  8. [Parent] Send the CancellationToken to the service instance
  9. [Service Instance] Detect the cancellation request and stop


This solution can be very useful when we need to migrate a heavy services from a monolithic architecture to a solution hosted on a micro-service system.
The only problem with this solution is related to the type of service. We cannot use multiple types of Reliable Services for this because a Reliable Collection can be shared and accessed only by the same service type.

Tomorrow we will see another solution for this problem without having to use Reliable Collection and the same Reliable Service.

Part 1 - http://vunvulearadu.blogspot.ro/2016/03/azure-service-fabric-parent-child.html
Part 2 - http://vunvulearadu.blogspot.ro/2016/03/part-2-azure-service-fabric-parent.html

Comments

Popular posts from this blog

How to check in AngularJS if a service was register or not

There are cases when you need to check in a service or a controller was register in AngularJS.
For example a valid use case is when you have the same implementation running on multiple application. In this case, you may want to intercept the HTTP provider and add a custom step there. This step don’t needs to run on all the application, only in the one where the service exist and register.
A solution for this case would be to have a flag in the configuration that specify this. In the core you would have an IF that would check the value of this flag.
Another solution is to check if a specific service was register in AngularJS or not. If the service was register that you would execute your own logic.
To check if a service was register or not in AngularJS container you need to call the ‘has’ method of ‘inhector’. It will return TRUE if the service was register.
if ($injector.has('httpInterceptorService')) { $httpProvider.interceptors.push('httpInterceptorService&#…

ADO.NET provider with invariant name 'System.Data.SqlClient' could not be loaded

Today blog post will be started with the following error when running DB tests on the CI machine:
threw exception: System.InvalidOperationException: The Entity Framework provider type 'System.Data.Entity.SqlServer.SqlProviderServices, EntityFramework.SqlServer' registered in the application config file for the ADO.NET provider with invariant name 'System.Data.SqlClient' could not be loaded. Make sure that the assembly-qualified name is used and that the assembly is available to the running application. See http://go.microsoft.com/fwlink/?LinkId=260882 for more information. at System.Data.Entity.Infrastructure.DependencyResolution.ProviderServicesFactory.GetInstance(String providerTypeName, String providerInvariantName) This error happened only on the Continuous Integration machine. On the devs machines, everything has fine. The classic problem – on my machine it’s working. The CI has the following configuration:

TeamCity.NET 4.51EF 6.0.2VS2013
It seems that there …

Run native .NET application in Docker (.NET Framework 4.6.2)

Scope
The main scope of this post is to see how we can run a legacy application written in .NET Framework in Docker.

Context
First of all, let’s define what is a legacy application in our context. By a legacy application we understand an application that runs .NET Framework 3.5 or higher in a production environment where we don’t have any more the people or documentation that would help us to understand what is happening behind the scene.
In this scenarios, you might want to migrate the current solution from a standard environment to Docker.

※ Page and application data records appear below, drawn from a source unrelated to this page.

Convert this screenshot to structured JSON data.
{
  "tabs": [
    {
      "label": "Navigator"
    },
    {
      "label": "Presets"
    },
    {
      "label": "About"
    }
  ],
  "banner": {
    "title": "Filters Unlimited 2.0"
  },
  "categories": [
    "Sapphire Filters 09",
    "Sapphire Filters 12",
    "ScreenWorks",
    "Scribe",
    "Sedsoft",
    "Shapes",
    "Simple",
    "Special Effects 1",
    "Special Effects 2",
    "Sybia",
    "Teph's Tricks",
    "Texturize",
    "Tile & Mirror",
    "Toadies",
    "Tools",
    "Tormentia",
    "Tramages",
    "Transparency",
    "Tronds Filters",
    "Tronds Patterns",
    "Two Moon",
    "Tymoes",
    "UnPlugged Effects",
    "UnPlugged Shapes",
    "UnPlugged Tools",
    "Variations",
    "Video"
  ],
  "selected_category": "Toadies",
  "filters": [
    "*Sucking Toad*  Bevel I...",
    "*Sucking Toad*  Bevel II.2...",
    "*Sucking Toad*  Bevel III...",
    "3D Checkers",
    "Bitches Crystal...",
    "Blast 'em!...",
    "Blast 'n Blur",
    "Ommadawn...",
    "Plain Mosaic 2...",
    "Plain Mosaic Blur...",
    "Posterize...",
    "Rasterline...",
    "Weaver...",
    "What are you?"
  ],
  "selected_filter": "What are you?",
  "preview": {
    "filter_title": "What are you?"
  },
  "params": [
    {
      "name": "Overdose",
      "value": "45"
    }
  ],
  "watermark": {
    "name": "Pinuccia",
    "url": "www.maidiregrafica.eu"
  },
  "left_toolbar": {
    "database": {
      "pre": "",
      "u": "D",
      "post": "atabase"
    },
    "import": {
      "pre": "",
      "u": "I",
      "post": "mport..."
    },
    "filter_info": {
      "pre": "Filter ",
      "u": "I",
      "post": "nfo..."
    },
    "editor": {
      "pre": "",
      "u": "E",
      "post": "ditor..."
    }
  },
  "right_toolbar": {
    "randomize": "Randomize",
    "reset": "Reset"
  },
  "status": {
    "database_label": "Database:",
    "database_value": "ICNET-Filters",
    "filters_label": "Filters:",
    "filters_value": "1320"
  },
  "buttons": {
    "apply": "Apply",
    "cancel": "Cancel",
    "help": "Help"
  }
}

There are many advantages for such a migration, like:

Continuous DeploymentTestingIsolationSecurity at container levelVersioning ControlEnvironment Standardization
Until now, we didn’t had the possibility to run a .NET application in Docker. With .NET Core, there was support for .NET Core in Docker, but migration from a full .NET framework to .NET Core can be costly and even impossible. Not only because of lack of features, but also because once you…